If a line holds the word "heading", copy it from the entries.
(Beginning of Supplied data)
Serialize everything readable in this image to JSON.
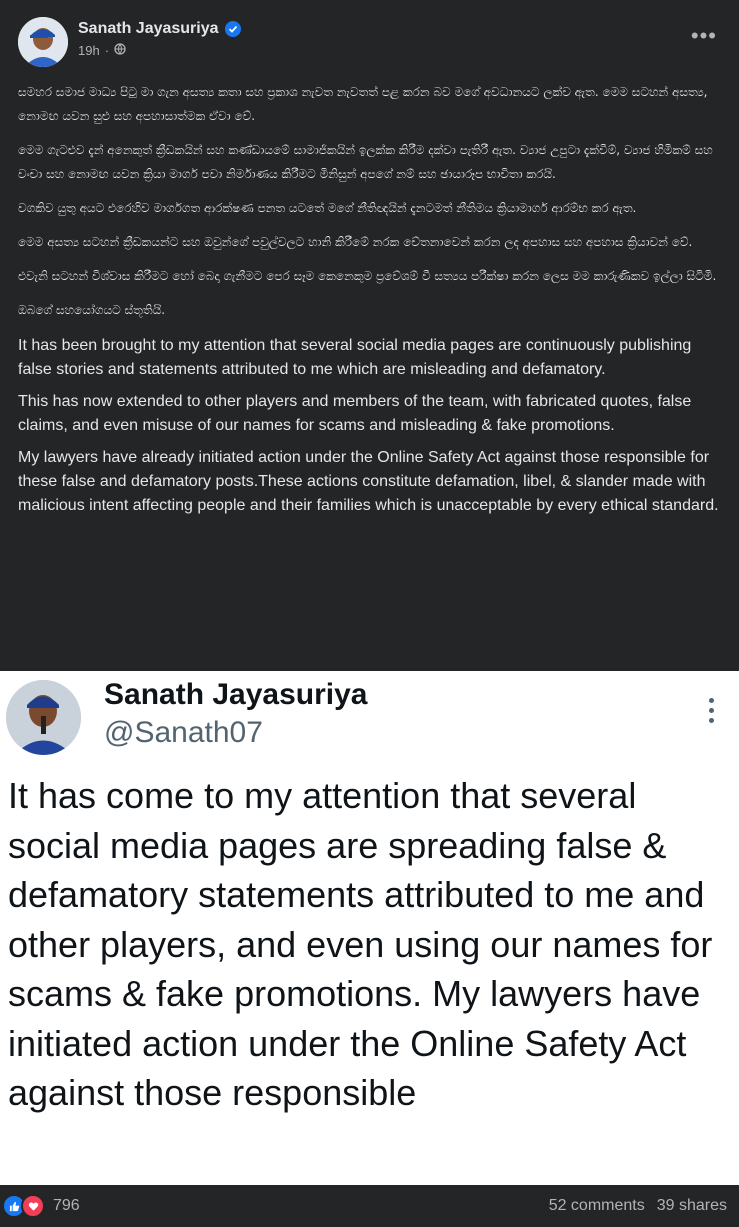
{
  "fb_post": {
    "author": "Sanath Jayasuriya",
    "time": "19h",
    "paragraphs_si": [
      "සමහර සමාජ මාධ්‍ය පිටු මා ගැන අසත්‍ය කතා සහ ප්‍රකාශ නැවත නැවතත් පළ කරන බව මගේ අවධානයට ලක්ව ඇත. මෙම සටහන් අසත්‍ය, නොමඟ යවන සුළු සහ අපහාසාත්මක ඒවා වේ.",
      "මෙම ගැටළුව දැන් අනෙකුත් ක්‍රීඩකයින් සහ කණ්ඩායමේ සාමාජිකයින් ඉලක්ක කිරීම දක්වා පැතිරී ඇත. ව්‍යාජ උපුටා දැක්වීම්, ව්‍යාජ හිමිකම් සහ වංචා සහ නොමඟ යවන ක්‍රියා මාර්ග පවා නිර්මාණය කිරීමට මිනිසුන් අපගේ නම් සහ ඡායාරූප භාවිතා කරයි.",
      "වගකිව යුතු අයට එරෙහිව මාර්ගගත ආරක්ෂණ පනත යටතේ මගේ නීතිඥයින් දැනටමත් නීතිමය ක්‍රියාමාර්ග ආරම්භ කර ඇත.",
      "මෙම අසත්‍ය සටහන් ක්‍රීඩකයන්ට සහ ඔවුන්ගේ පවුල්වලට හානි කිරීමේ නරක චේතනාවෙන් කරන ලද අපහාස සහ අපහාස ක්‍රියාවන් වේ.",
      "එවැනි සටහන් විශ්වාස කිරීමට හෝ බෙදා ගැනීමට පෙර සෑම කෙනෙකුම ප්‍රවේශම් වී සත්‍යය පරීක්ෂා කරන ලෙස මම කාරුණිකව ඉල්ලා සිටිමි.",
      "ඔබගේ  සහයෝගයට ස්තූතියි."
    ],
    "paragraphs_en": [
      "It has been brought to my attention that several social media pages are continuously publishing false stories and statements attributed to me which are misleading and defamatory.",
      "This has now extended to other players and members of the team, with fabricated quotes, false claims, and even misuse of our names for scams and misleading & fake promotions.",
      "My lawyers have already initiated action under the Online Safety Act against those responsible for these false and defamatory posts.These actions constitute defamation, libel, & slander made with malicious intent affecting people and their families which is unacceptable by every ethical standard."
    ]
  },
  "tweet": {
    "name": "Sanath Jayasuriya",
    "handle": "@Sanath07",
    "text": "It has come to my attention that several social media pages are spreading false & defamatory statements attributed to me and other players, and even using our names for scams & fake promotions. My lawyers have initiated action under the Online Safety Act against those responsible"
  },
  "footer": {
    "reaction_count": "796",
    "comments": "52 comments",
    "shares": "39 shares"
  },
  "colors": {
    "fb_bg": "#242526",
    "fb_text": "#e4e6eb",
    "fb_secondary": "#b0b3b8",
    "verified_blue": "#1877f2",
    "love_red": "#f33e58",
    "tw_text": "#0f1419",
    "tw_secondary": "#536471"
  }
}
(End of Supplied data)
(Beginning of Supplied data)
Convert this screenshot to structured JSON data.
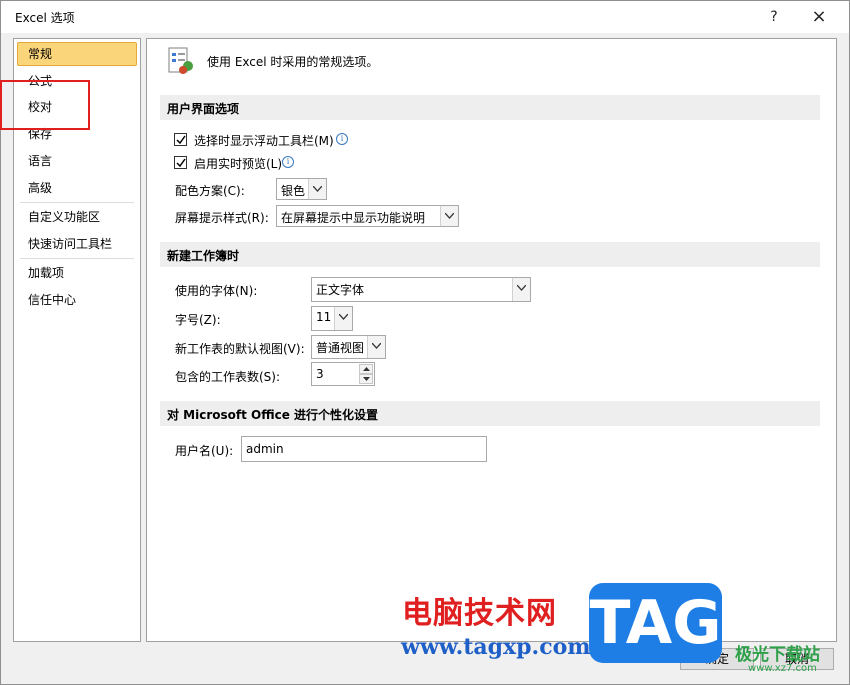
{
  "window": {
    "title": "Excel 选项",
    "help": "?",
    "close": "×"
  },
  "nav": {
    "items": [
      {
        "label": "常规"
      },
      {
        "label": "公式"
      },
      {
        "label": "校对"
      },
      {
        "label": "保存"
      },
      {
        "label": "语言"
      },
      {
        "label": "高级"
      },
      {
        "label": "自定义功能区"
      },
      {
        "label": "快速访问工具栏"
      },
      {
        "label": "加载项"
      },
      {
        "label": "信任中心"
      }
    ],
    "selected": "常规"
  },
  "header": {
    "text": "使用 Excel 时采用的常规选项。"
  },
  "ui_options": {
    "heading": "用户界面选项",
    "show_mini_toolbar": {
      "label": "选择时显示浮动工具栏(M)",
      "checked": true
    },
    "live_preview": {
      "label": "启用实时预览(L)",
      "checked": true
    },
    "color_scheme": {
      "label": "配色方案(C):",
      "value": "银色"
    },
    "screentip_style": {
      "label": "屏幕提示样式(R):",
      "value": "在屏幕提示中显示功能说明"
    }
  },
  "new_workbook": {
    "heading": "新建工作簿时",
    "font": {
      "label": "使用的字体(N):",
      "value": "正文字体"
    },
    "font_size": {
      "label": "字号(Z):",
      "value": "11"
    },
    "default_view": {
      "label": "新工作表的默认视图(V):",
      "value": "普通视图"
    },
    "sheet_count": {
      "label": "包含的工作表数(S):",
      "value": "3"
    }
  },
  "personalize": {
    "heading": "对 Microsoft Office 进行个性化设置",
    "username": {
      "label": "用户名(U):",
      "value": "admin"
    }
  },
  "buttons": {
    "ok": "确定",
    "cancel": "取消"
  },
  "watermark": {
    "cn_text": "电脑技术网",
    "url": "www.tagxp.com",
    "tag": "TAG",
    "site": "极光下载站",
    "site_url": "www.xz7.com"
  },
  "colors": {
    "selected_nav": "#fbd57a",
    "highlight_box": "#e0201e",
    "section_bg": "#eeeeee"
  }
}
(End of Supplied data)
Task output -
    "heading": "用户界面选项",
    "heading": "新建工作簿时",
    "heading": "对 Microsoft Office 进行个性化设置",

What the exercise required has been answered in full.